We are now entering the business end of the MECA talks with the next round of voting determining whether we will be taking industrial action or not.
Historic times, the battle lines are drawn and before this is over I suspect there will be a few bloody noses.
On one side we have the district health board negotiators who aren’t shy about keeping the media and general public aware of how magnanimous they are (even if they weren’t asked and were maybe breaching good faith in the process).
In their defence, they have since sent a media release to NZNO members which had more of an “Oops, who – me?” feel about it than an actual apology. The fact that it was unsigned suggests that nobody in the DHB group wanted to take ownership of this – although it was of course a strategic, clever move.
Inevitably, the damage is now done. If the general public weren’t convinced that every registered nurse will be getting $93,000 pa after this round, then they can rely on the likes of Duncan Garner and Mike Hosking to present the ‘truth’ and infer that nurses are now being just a little bit too greedy and pushy.
On the opposing side is the New Zealand Nurses Organisation (NZNO), an organisation affiliated to the NZ Council of Trade Unions (there logo is red if you have not heard of them and wonder where their allegiances lie) but more known for its conservative, ‘let’s not make a fuss’ approach, to well, everything.
I suspect it is easier to get state secrets out of the White House than it is getting a straight answer (or any answer at all) from NZNO. Apparently the numbers who actually voted during these MECA (multi-employer collective agreement) negotiations were significantly higher than ever before. Presumably at some stage during these talks NZNO has used this as leverage to back their demands and so it’s not exactly a secret any more – but these sorts of details are not for the minions.

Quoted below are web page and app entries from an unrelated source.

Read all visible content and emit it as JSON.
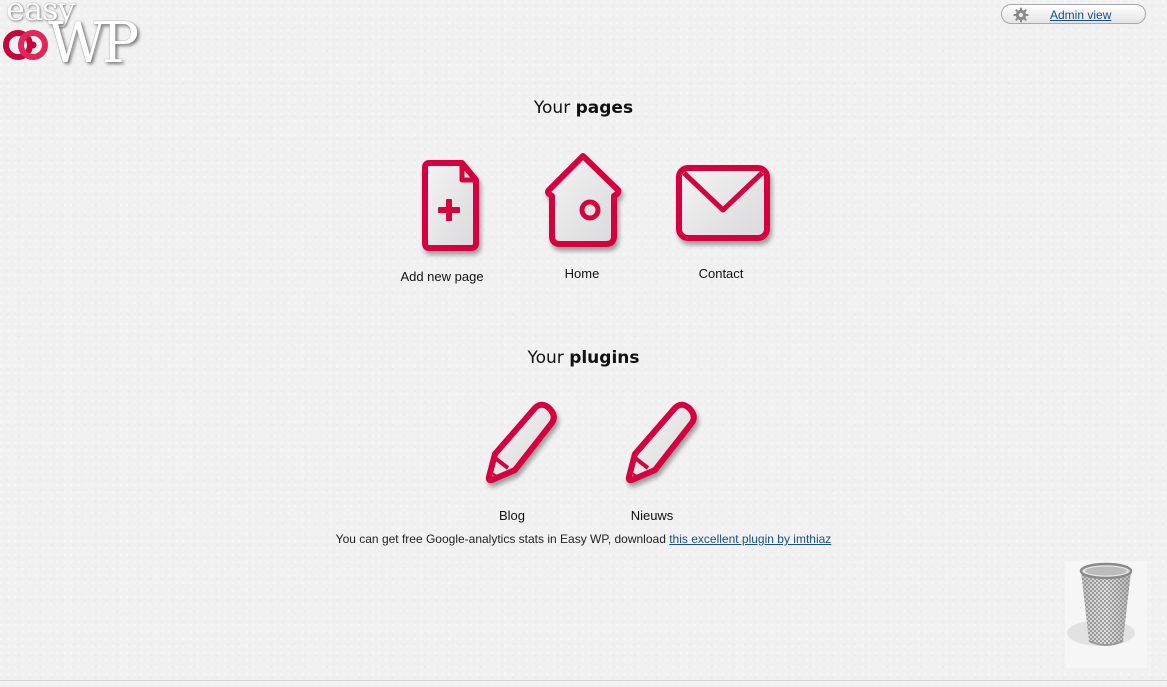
{
  "logo": {
    "easy_text": "easy",
    "wp_text": "WP"
  },
  "admin": {
    "label": "Admin view"
  },
  "pages_section": {
    "title_prefix": "Your",
    "title_bold": "pages",
    "items": [
      {
        "label": "Add new page",
        "icon": "add-page-icon"
      },
      {
        "label": "Home",
        "icon": "house-icon"
      },
      {
        "label": "Contact",
        "icon": "envelope-icon"
      }
    ]
  },
  "plugins_section": {
    "title_prefix": "Your",
    "title_bold": "plugins",
    "items": [
      {
        "label": "Blog",
        "icon": "pencil-icon"
      },
      {
        "label": "Nieuws",
        "icon": "pencil-icon"
      }
    ]
  },
  "note": {
    "text": "You can get free Google-analytics stats in Easy WP, download",
    "link": "this excellent plugin by imthiaz"
  },
  "trash": {
    "icon": "trash-bin-icon"
  },
  "colors": {
    "accent": "#d4043f",
    "link": "#1a4f86"
  }
}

Equally it is a continuing and embarrassing puzzle that whilst we are encouraged to don purple t-shirts, inflate some similarly coloured balloons and rove about the motu chanting – “What do we want? … When do we want it? Now” – we don’t actually know what we want, particularly in respect to the wages. I certainly don’t ever recall being asked what I thought might be a reasonable percentage increase.
One historical trend of NZNO is to negotiate on the ‘best bang for buck’ principle – basically there are an awful lot of RNs and not so many senior nurses, enrolled nurses or healthcare assistants (HCAs) – and so fearing a mass withdrawal of members (sadly, where would we go ..?) they always do well by the majority.
Interestingly, I wonder how many other professions have their salaries set up so that the higher up the career ladder you progress, the less pay you get. There is no incentive for nurses to progress their careers when doing so may mean an hourly rate increase but an actual drop in pay. (Registered nurses and nurse practitioners appointed to senior positions covered by the MECA’s senior nurses’ pay scale are usually no longer eligible for penalty rates and overtime.)
As a conservative estimate, we pay $15 million a year to NZNO in membership fees. If you believe you are getting your money’s worth out of them, stand up and spin anti-clockwise three times (standing on one leg is optional).
And thirdly but by no means leastly [sic] we have the influence of social media, and more specifically the ‘Florence Smith’ Facebook page, which was set up to be an independent voice for New Zealand nurses. It was started in early March and by the end of that month had a membership of 45,000; given the fact that only 27,500 nurses are affected, that is impressive.
There has been some criticism of it (many of the posts are anonymous for very good reasons) and some spleen venting by its members, but overall it has provided a tangible insight into the reality of some nurses’ personal and professional lives. I think it is fair to say that this FB page has done more to energise nurses and raise awareness of our plight than NZNO has done in the past 10 years.
Voting is now open and until 15 June, if you can’t get to a meeting, then get on to NZNO right away – it is your right to vote, choose wisely but DO VOTE!
Author: Michael Geraghty, Emergency Nurse Practitioner.
Michael’s disclaimer: The views expressed in this piece do not reflect the opinion of Nursing Review, my DHB or anyone else on this planet for that matter, and falls into the ‘never let the facts get in the way of a good rant’ category.